Mazda MX-30 boot space, seating & practicality
With practicality hampered by stylish doors, the Mazda MX-30 isn't exactly the most flexible SUV around
|Length||Width||Height||Boot volume (seats up/down)|
|4,395mm||1,795mm||1,555mm||366 / 1,171 litres|
Despite its status as an SUV, the Mazda MX-30 has more of a city-car-like electric range. This means it's most likely to be bought by those regularly making shorter journeys and with access to a denser network of chargers to stay topped up. This sort of use means largely urban driving, as opposed to longer trips with a full complement of luggage and passengers.
So, whether or not the MX-30 is practical enough for you will depend on how you plan to use it. It's a great half-step up from most electric city cars in this regard, mostly if you only plan to carry children in the back; those after a traditional family SUV that can carry five in comfort will be better off elsewhere.
Mazda MX-30 interior space, storage & comfort
Those sitting up front in the stylish, well built cabin will be perfectly comfortable, with plenty of space, interesting materials and clever hidden cupholders that act as a cork-lined tray for items when not in use – and there's another of these under the centre console, too. A well placed centre armrest joins two on each door and the overall result is a nicely considered design that puts its occupants first.
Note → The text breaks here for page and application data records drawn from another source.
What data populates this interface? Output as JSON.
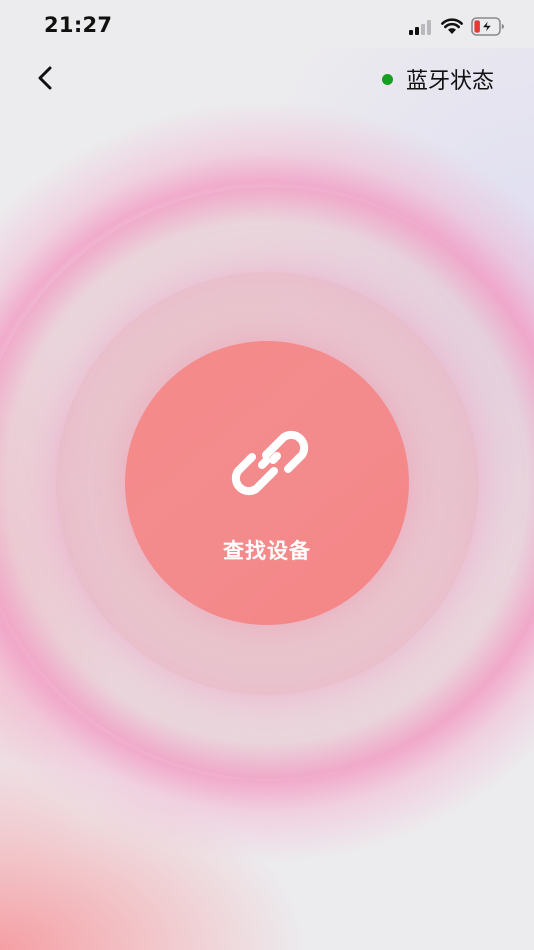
{
  "status_bar": {
    "time": "21:27",
    "icons": [
      "signal-icon",
      "wifi-icon",
      "battery-charging-icon"
    ]
  },
  "nav": {
    "back_icon": "chevron-left-icon",
    "bluetooth_status_label": "蓝牙状态",
    "bluetooth_dot_color": "#14a01e"
  },
  "main": {
    "find_device_icon": "link-icon",
    "find_device_label": "查找设备",
    "core_color": "#f58a88"
  },
  "colors": {
    "background": "#ecebee",
    "glow_pink": "#f2a0c6",
    "battery_low": "#e53935"
  }
}
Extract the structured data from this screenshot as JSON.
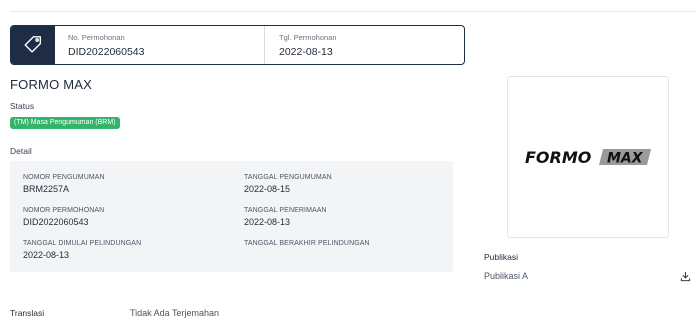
{
  "application": {
    "no_label": "No. Permohonan",
    "no_value": "DID2022060543",
    "date_label": "Tgl. Permohonan",
    "date_value": "2022-08-13",
    "icon": "tag-icon"
  },
  "mark": {
    "title": "FORMO MAX",
    "status_label": "Status",
    "status_badge": "(TM) Masa Pengumuman (BRM)",
    "status_color": "#34b36a",
    "logo_text_a": "FORMO",
    "logo_text_b": "MAX"
  },
  "detail": {
    "heading": "Detail",
    "fields": [
      {
        "label": "NOMOR PENGUMUMAN",
        "value": "BRM2257A"
      },
      {
        "label": "TANGGAL PENGUMUMAN",
        "value": "2022-08-15"
      },
      {
        "label": "NOMOR PERMOHONAN",
        "value": "DID2022060543"
      },
      {
        "label": "TANGGAL PENERIMAAN",
        "value": "2022-08-13"
      },
      {
        "label": "TANGGAL DIMULAI PELINDUNGAN",
        "value": "2022-08-13"
      },
      {
        "label": "TANGGAL BERAKHIR PELINDUNGAN",
        "value": ""
      }
    ]
  },
  "publication": {
    "heading": "Publikasi",
    "item": "Publikasi A",
    "download_icon": "download-icon"
  },
  "translation": {
    "label": "Translasi",
    "value": "Tidak Ada Terjemahan"
  },
  "colors": {
    "navy": "#1e2d44",
    "panel": "#f3f4f6"
  }
}
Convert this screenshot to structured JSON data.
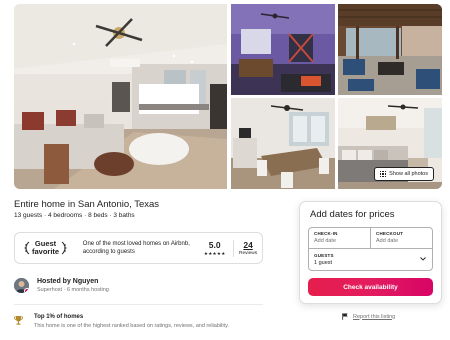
{
  "gallery": {
    "show_all_label": "Show all photos",
    "photos": [
      {
        "name": "living-room-photo"
      },
      {
        "name": "game-room-photo"
      },
      {
        "name": "patio-photo"
      },
      {
        "name": "dining-room-photo"
      },
      {
        "name": "bedroom-photo"
      }
    ]
  },
  "listing": {
    "title": "Entire home in San Antonio, Texas",
    "subtitle": "13 guests · 4 bedrooms · 8 beds · 3 baths"
  },
  "guest_favorite": {
    "badge_line1": "Guest",
    "badge_line2": "favorite",
    "description": "One of the most loved homes on Airbnb, according to guests",
    "rating": "5.0",
    "stars": "★★★★★",
    "reviews_count": "24",
    "reviews_label": "Reviews"
  },
  "host": {
    "name": "Hosted by Nguyen",
    "meta": "Superhost · 6 months hosting",
    "avatar_icon": "host-avatar",
    "superhost_badge_color": "#e0115f"
  },
  "highlight": {
    "icon": "trophy-icon",
    "title": "Top 1% of homes",
    "description": "This home is one of the highest ranked based on ratings, reviews, and reliability."
  },
  "booking": {
    "title": "Add dates for prices",
    "checkin_label": "CHECK-IN",
    "checkin_placeholder": "Add date",
    "checkout_label": "CHECKOUT",
    "checkout_placeholder": "Add date",
    "guests_label": "GUESTS",
    "guests_value": "1 guest",
    "button_label": "Check availability",
    "button_color": "#e31c5f"
  },
  "report": {
    "label": "Report this listing",
    "icon": "flag-icon"
  }
}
Things aren't quite as ideal in the rear, however: the same tiny, privacy-glass windows and large C-pillar that restrict rearward visibility make the back seats a fairly dark and claustrophobic place to sit. Access through the rear-hinged doors (which work only after the fronts are opened) isn't as easy as you'd expect. It's not a problem for the average child who's most likely to occupy those seats, but adults may struggle, especially if they have mobility issues. Fitting child seats should be easy, however.
The result is a car that's larger than the average electric five-door supermini, yet not quite as easy to get in and out of – at least for rear-seat passengers. As a taller-riding alternative to those cars, the MX-30 makes sense – but less so as a rival for some more sensible electric SUVs on the market right now.
There's 366 litres of boot space, including the underfloor storage that's most likely to be used to carry charging cables, with a total of 1,171 litres available with the rear seats folded (with a 60:40 split). The MX-30 sits between sizes in the EV market and so can't match larger SUVs like the MG ZS EV (448 litres), but offers more flexibility than an electric supermini like the Vauxhall Corsa-e (309 litres).
In This Review
- 1VerdictThe MX-30 takes a different approach to many EVs, with a focus on sustainability and a low weight. The result is an engaging driving experience, but limited range
- 2Range, battery & chargingThe MX-30's range is fairly short compared to other electric cars – but Mazda says this makes the car more sustainable, due to its smaller battery
- 3Running costs & insuranceLike all electric cars, the MX-30 should be very cheap to run – particularly if you charge mostly at home rather than from public points
- 4Performance, motor & driveIt's far from being the most powerful electric car around, but the Mazda MX-30 does handle quite well
- 5Interior, dashboard & comfortMazda's penchant for cool interiors continues here, with great materials, decent infotainment and a modern feel inside the MX-30
- 6Boot space, seating & practicality - currently readingWith practicality hampered by stylish doors, the Mazda MX-30 isn't exactly the most flexible SUV around
- 7Reliability & safety ratingA five-star Euro NCAP crash-test rating means the MX-30 should still be safe – and the signs look good for reliability, too
- 8Living with itMazda's MX-30 electric car has arrived on our fleet – and we're just getting our heads around the out-of-the-ordinary SUV